┌─ SOURCE DATA
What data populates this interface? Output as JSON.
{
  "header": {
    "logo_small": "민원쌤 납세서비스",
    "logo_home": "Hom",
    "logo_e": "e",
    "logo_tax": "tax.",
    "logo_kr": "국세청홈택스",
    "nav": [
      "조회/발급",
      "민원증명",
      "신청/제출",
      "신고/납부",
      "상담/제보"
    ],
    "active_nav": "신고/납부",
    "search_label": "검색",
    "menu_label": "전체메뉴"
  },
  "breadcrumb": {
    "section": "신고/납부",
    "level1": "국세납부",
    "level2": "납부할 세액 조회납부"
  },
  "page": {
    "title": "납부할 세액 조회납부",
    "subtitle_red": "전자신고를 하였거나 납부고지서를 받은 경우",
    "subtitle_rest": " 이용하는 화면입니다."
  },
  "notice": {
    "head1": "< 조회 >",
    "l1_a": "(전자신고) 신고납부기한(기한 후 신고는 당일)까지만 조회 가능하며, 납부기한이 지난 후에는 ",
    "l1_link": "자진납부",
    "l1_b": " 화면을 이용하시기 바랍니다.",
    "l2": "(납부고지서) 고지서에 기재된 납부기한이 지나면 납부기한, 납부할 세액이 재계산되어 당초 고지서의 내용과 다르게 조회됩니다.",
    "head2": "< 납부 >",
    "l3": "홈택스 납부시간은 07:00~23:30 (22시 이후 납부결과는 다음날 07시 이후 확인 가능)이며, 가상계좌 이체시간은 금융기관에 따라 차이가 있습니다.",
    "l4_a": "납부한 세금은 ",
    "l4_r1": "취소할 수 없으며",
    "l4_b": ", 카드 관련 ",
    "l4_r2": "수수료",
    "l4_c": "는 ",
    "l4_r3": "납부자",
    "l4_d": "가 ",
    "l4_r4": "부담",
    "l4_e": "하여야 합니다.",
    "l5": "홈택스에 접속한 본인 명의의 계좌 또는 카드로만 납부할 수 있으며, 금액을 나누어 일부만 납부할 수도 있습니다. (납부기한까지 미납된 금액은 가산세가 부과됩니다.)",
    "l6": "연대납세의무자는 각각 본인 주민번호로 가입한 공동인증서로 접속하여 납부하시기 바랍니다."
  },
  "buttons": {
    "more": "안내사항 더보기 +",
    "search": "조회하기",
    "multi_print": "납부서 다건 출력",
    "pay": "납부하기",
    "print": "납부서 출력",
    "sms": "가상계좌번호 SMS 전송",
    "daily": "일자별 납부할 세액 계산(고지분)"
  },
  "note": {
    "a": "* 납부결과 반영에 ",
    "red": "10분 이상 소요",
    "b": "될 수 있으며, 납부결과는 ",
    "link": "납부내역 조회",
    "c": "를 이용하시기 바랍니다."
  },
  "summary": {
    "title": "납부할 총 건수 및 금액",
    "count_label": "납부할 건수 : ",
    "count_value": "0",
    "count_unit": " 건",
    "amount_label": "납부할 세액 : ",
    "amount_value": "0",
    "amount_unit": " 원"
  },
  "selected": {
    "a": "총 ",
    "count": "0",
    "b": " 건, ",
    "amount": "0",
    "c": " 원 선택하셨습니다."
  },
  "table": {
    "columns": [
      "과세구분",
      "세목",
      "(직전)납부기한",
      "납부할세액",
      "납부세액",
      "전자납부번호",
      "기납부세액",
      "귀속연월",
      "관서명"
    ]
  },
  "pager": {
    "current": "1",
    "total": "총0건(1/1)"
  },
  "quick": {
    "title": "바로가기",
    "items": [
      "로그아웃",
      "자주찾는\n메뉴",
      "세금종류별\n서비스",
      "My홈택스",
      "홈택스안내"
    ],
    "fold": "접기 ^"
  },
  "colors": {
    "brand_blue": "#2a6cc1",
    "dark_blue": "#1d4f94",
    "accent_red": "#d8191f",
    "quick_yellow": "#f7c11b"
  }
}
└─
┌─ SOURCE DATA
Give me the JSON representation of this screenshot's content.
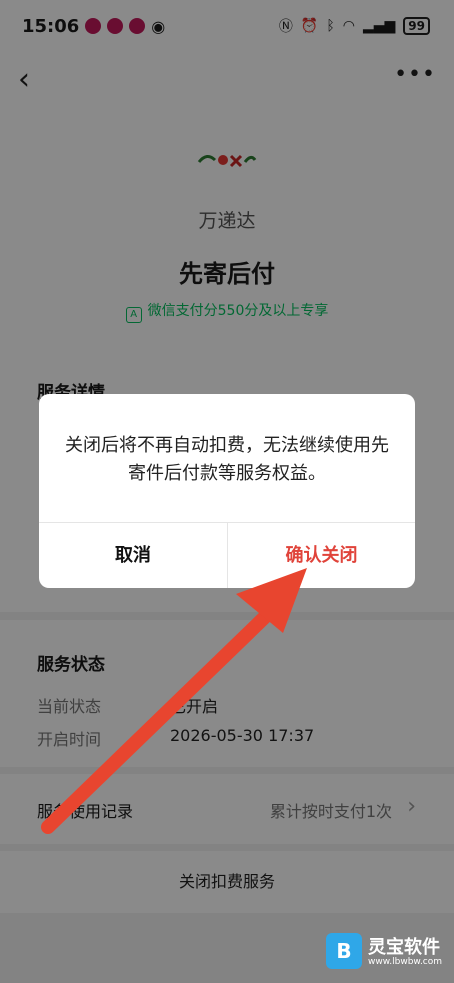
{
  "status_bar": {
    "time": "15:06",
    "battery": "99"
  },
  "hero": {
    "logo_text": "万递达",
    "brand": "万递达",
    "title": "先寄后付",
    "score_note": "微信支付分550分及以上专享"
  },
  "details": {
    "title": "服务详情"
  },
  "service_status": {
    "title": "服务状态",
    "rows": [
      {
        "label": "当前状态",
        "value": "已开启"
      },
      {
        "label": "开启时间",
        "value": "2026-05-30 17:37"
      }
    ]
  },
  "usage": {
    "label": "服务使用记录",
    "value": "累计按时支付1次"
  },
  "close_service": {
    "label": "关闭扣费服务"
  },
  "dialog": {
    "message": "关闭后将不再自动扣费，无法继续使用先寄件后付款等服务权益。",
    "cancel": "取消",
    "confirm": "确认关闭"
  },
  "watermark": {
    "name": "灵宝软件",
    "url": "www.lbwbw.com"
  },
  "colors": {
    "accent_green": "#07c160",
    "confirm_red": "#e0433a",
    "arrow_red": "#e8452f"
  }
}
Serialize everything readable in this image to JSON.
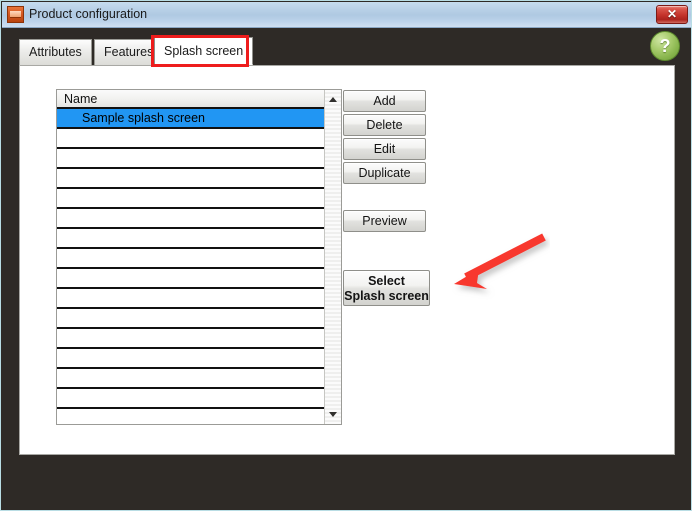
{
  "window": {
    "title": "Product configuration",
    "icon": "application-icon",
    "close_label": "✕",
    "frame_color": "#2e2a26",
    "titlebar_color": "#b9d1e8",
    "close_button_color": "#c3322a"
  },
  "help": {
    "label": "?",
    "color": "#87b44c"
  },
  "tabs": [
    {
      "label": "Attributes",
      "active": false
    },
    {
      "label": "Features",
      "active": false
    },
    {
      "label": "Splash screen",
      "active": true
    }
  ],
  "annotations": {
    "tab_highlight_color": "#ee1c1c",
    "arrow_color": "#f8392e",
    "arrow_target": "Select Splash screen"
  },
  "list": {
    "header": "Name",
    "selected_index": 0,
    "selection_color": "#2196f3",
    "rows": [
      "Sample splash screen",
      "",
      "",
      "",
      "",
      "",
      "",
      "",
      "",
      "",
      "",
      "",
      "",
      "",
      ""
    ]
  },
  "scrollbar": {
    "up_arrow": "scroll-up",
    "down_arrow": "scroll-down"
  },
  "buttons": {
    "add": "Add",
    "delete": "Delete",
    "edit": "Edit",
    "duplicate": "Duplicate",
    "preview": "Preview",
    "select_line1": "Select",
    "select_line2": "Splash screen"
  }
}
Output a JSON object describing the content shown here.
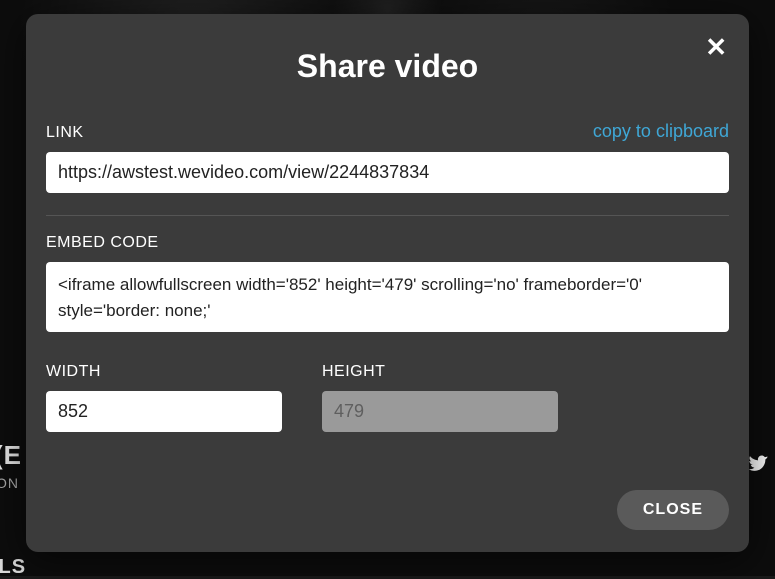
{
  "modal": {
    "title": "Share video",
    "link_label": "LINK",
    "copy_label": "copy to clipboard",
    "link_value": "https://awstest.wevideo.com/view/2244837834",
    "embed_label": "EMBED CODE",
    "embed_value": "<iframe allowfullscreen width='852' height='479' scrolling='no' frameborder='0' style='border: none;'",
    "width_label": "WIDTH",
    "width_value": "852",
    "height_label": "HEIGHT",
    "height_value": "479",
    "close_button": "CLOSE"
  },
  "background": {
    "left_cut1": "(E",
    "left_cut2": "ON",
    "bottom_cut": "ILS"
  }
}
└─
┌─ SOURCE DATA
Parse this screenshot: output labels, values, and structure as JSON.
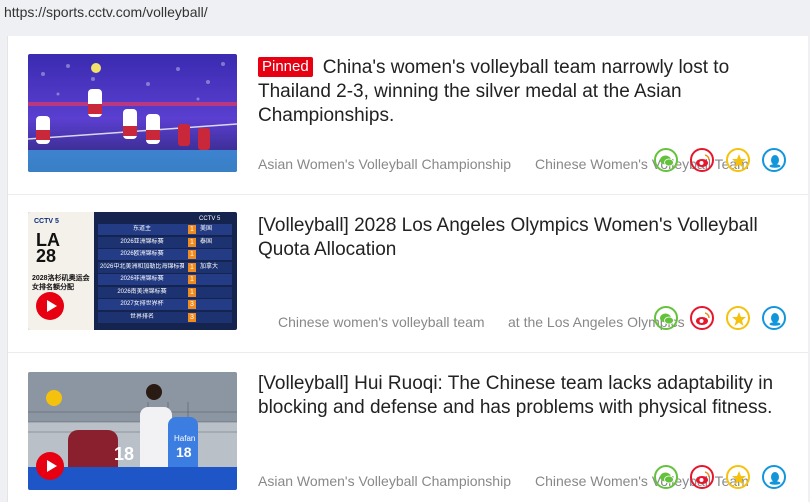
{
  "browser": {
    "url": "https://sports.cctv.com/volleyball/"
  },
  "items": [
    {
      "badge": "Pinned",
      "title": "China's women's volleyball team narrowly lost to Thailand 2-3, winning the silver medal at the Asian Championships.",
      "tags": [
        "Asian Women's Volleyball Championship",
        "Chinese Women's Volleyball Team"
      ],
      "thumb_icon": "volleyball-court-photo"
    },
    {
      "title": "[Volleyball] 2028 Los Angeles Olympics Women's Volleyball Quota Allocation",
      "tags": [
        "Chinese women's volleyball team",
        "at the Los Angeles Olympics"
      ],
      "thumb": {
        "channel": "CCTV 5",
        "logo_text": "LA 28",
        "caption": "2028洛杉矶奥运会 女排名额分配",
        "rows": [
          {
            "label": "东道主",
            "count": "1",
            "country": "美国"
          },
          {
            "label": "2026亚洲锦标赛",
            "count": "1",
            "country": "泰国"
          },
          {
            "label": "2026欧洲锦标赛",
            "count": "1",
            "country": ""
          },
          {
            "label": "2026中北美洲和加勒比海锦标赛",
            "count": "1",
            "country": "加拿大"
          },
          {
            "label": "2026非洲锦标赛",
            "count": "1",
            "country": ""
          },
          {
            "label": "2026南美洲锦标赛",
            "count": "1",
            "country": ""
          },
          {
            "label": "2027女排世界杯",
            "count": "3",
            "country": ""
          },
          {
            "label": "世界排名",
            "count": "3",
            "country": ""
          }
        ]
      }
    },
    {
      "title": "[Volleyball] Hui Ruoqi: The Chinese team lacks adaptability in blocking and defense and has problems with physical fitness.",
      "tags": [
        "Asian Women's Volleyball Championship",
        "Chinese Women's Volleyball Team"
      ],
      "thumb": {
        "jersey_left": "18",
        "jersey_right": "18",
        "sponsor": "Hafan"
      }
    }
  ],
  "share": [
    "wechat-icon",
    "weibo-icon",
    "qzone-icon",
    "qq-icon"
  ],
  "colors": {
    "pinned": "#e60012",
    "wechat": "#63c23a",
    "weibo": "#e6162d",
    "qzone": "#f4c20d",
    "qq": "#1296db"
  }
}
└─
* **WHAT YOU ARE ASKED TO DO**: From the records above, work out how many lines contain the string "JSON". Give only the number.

* **TASK ANSWER**: 5